=== Exercise aim ===
Your task is to copy every line of this material exactly.

=== Source data ===
········
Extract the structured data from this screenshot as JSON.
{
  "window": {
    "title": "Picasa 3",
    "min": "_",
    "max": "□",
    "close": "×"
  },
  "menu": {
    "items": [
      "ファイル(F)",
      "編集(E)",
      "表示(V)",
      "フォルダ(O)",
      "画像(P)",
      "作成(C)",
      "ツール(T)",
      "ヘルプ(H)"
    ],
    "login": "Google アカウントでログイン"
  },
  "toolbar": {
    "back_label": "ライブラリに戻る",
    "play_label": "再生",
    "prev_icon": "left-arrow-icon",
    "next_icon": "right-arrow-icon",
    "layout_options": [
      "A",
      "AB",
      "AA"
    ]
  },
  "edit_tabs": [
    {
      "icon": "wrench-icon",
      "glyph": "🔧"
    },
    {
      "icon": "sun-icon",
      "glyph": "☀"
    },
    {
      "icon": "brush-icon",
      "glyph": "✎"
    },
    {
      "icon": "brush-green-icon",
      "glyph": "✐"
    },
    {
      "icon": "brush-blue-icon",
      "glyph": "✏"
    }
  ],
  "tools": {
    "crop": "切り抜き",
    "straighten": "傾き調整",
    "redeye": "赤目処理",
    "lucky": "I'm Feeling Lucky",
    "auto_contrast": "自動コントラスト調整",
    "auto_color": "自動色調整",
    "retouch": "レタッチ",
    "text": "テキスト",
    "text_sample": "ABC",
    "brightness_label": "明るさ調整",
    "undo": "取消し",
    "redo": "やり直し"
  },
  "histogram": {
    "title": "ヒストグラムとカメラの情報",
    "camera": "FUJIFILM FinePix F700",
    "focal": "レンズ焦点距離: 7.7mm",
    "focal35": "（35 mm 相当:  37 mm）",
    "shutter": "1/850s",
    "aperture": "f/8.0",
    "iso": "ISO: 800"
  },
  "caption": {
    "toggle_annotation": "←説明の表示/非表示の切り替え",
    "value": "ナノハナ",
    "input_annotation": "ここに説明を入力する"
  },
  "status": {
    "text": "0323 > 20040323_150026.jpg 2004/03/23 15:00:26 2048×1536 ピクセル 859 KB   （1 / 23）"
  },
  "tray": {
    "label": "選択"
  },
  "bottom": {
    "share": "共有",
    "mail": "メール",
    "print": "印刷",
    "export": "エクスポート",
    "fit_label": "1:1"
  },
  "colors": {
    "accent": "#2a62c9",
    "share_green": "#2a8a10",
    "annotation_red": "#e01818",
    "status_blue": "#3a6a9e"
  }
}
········
=== Finished exercise ===
Extract the structured data from this screenshot as JSON.
{
  "window": {
    "title": "Picasa 3",
    "min": "_",
    "max": "□",
    "close": "×"
  },
  "menu": {
    "items": [
      "ファイル(F)",
      "編集(E)",
      "表示(V)",
      "フォルダ(O)",
      "画像(P)",
      "作成(C)",
      "ツール(T)",
      "ヘルプ(H)"
    ],
    "login": "Google アカウントでログイン"
  },
  "toolbar": {
    "back_label": "ライブラリに戻る",
    "play_label": "再生",
    "prev_icon": "left-arrow-icon",
    "next_icon": "right-arrow-icon",
    "layout_options": [
      "A",
      "AB",
      "AA"
    ]
  },
  "edit_tabs": [
    {
      "icon": "wrench-icon",
      "glyph": "🔧"
    },
    {
      "icon": "sun-icon",
      "glyph": "☀"
    },
    {
      "icon": "brush-icon",
      "glyph": "✎"
    },
    {
      "icon": "brush-green-icon",
      "glyph": "✐"
    },
    {
      "icon": "brush-blue-icon",
      "glyph": "✏"
    }
  ],
  "tools": {
    "crop": "切り抜き",
    "straighten": "傾き調整",
    "redeye": "赤目処理",
    "lucky": "I'm Feeling Lucky",
    "auto_contrast": "自動コントラスト調整",
    "auto_color": "自動色調整",
    "retouch": "レタッチ",
    "text": "テキスト",
    "text_sample": "ABC",
    "brightness_label": "明るさ調整",
    "undo": "取消し",
    "redo": "やり直し"
  },
  "histogram": {
    "title": "ヒストグラムとカメラの情報",
    "camera": "FUJIFILM FinePix F700",
    "focal": "レンズ焦点距離: 7.7mm",
    "focal35": "（35 mm 相当:  37 mm）",
    "shutter": "1/850s",
    "aperture": "f/8.0",
    "iso": "ISO: 800"
  },
  "caption": {
    "toggle_annotation": "←説明の表示/非表示の切り替え",
    "value": "ナノハナ",
    "input_annotation": "ここに説明を入力する"
  },
  "status": {
    "text": "0323 > 20040323_150026.jpg 2004/03/23 15:00:26 2048×1536 ピクセル 859 KB   （1 / 23）"
  },
  "tray": {
    "label": "選択"
  },
  "bottom": {
    "share": "共有",
    "mail": "メール",
    "print": "印刷",
    "export": "エクスポート",
    "fit_label": "1:1"
  },
  "colors": {
    "accent": "#2a62c9",
    "share_green": "#2a8a10",
    "annotation_red": "#e01818",
    "status_blue": "#3a6a9e"
  }
}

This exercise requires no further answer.